Requirement:
The answer must be an exact copy of the records, with every picture left out.

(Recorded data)
══════════

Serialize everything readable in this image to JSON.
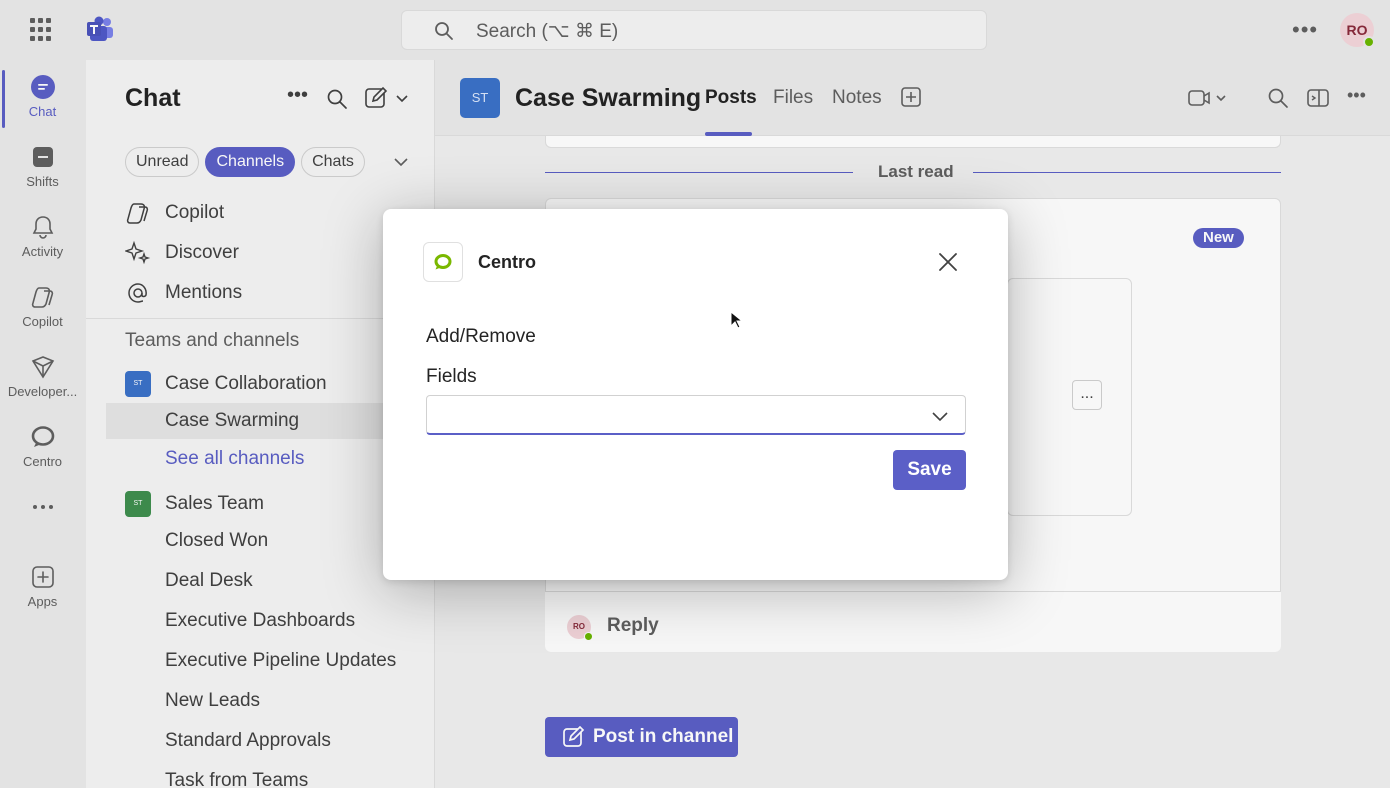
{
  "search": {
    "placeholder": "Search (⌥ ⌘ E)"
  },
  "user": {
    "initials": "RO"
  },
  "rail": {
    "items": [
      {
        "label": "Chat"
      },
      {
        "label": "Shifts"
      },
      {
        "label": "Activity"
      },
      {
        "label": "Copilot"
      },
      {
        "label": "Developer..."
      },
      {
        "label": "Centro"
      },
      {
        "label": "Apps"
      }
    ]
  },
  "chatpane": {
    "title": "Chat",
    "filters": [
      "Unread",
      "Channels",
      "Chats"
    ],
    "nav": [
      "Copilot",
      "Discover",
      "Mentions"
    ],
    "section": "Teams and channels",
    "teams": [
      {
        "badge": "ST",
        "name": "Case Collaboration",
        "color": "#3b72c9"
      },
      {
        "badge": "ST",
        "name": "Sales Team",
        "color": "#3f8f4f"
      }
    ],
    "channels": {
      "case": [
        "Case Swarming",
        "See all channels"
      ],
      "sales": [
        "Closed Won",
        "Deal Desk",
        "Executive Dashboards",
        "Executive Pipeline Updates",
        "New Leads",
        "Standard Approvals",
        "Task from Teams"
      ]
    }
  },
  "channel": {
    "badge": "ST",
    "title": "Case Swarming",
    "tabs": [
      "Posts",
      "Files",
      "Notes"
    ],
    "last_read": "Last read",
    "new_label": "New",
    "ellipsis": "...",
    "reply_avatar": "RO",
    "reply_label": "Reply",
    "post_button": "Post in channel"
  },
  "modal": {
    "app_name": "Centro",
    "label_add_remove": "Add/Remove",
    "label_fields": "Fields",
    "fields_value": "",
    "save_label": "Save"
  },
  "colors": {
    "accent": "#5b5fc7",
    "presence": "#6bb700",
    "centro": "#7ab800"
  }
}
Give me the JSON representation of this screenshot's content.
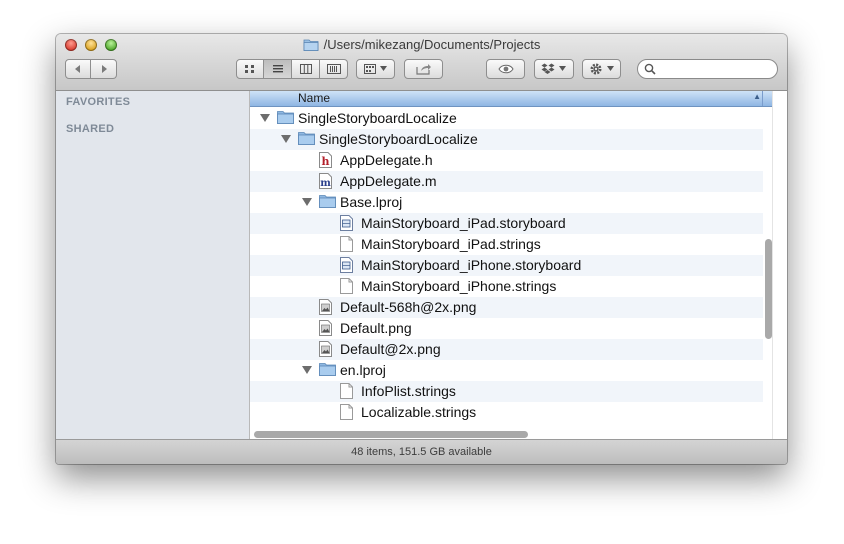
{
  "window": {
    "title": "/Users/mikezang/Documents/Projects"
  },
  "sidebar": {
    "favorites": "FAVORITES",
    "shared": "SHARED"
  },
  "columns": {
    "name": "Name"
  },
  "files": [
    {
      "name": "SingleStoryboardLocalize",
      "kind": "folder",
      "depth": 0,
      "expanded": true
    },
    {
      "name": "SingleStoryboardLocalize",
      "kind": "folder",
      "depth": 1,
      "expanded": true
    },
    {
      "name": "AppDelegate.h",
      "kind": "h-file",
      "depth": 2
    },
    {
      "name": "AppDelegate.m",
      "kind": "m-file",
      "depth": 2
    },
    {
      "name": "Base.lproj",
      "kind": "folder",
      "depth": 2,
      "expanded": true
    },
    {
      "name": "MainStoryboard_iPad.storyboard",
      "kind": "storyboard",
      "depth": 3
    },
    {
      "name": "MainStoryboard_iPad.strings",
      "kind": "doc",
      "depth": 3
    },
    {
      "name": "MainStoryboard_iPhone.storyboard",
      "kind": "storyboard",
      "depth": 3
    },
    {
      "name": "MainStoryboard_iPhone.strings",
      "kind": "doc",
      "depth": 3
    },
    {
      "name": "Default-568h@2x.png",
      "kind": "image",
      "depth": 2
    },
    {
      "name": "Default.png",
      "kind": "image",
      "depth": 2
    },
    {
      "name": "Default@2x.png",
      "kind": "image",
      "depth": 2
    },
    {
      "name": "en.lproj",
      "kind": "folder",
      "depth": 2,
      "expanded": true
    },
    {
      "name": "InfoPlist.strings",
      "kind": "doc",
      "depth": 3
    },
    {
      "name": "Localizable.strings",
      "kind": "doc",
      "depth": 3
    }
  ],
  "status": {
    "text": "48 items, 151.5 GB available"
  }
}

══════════

Result of the task:
Serialize everything readable in this image to JSON.
{
  "search": {
    "placeholder": "Search (⌥ ⌘ E)"
  },
  "user": {
    "initials": "RO"
  },
  "rail": {
    "items": [
      {
        "label": "Chat"
      },
      {
        "label": "Shifts"
      },
      {
        "label": "Activity"
      },
      {
        "label": "Copilot"
      },
      {
        "label": "Developer..."
      },
      {
        "label": "Centro"
      },
      {
        "label": "Apps"
      }
    ]
  },
  "chatpane": {
    "title": "Chat",
    "filters": [
      "Unread",
      "Channels",
      "Chats"
    ],
    "nav": [
      "Copilot",
      "Discover",
      "Mentions"
    ],
    "section": "Teams and channels",
    "teams": [
      {
        "badge": "ST",
        "name": "Case Collaboration",
        "color": "#3b72c9"
      },
      {
        "badge": "ST",
        "name": "Sales Team",
        "color": "#3f8f4f"
      }
    ],
    "channels": {
      "case": [
        "Case Swarming",
        "See all channels"
      ],
      "sales": [
        "Closed Won",
        "Deal Desk",
        "Executive Dashboards",
        "Executive Pipeline Updates",
        "New Leads",
        "Standard Approvals",
        "Task from Teams"
      ]
    }
  },
  "channel": {
    "badge": "ST",
    "title": "Case Swarming",
    "tabs": [
      "Posts",
      "Files",
      "Notes"
    ],
    "last_read": "Last read",
    "new_label": "New",
    "ellipsis": "...",
    "reply_avatar": "RO",
    "reply_label": "Reply",
    "post_button": "Post in channel"
  },
  "modal": {
    "app_name": "Centro",
    "label_add_remove": "Add/Remove",
    "label_fields": "Fields",
    "fields_value": "",
    "save_label": "Save"
  },
  "colors": {
    "accent": "#5b5fc7",
    "presence": "#6bb700",
    "centro": "#7ab800"
  }
}
Give me the JSON representation of this screenshot's content.
{
  "window": {
    "title": "/Users/mikezang/Documents/Projects"
  },
  "sidebar": {
    "favorites": "FAVORITES",
    "shared": "SHARED"
  },
  "columns": {
    "name": "Name"
  },
  "files": [
    {
      "name": "SingleStoryboardLocalize",
      "kind": "folder",
      "depth": 0,
      "expanded": true
    },
    {
      "name": "SingleStoryboardLocalize",
      "kind": "folder",
      "depth": 1,
      "expanded": true
    },
    {
      "name": "AppDelegate.h",
      "kind": "h-file",
      "depth": 2
    },
    {
      "name": "AppDelegate.m",
      "kind": "m-file",
      "depth": 2
    },
    {
      "name": "Base.lproj",
      "kind": "folder",
      "depth": 2,
      "expanded": true
    },
    {
      "name": "MainStoryboard_iPad.storyboard",
      "kind": "storyboard",
      "depth": 3
    },
    {
      "name": "MainStoryboard_iPad.strings",
      "kind": "doc",
      "depth": 3
    },
    {
      "name": "MainStoryboard_iPhone.storyboard",
      "kind": "storyboard",
      "depth": 3
    },
    {
      "name": "MainStoryboard_iPhone.strings",
      "kind": "doc",
      "depth": 3
    },
    {
      "name": "Default-568h@2x.png",
      "kind": "image",
      "depth": 2
    },
    {
      "name": "Default.png",
      "kind": "image",
      "depth": 2
    },
    {
      "name": "Default@2x.png",
      "kind": "image",
      "depth": 2
    },
    {
      "name": "en.lproj",
      "kind": "folder",
      "depth": 2,
      "expanded": true
    },
    {
      "name": "InfoPlist.strings",
      "kind": "doc",
      "depth": 3
    },
    {
      "name": "Localizable.strings",
      "kind": "doc",
      "depth": 3
    }
  ],
  "status": {
    "text": "48 items, 151.5 GB available"
  }
}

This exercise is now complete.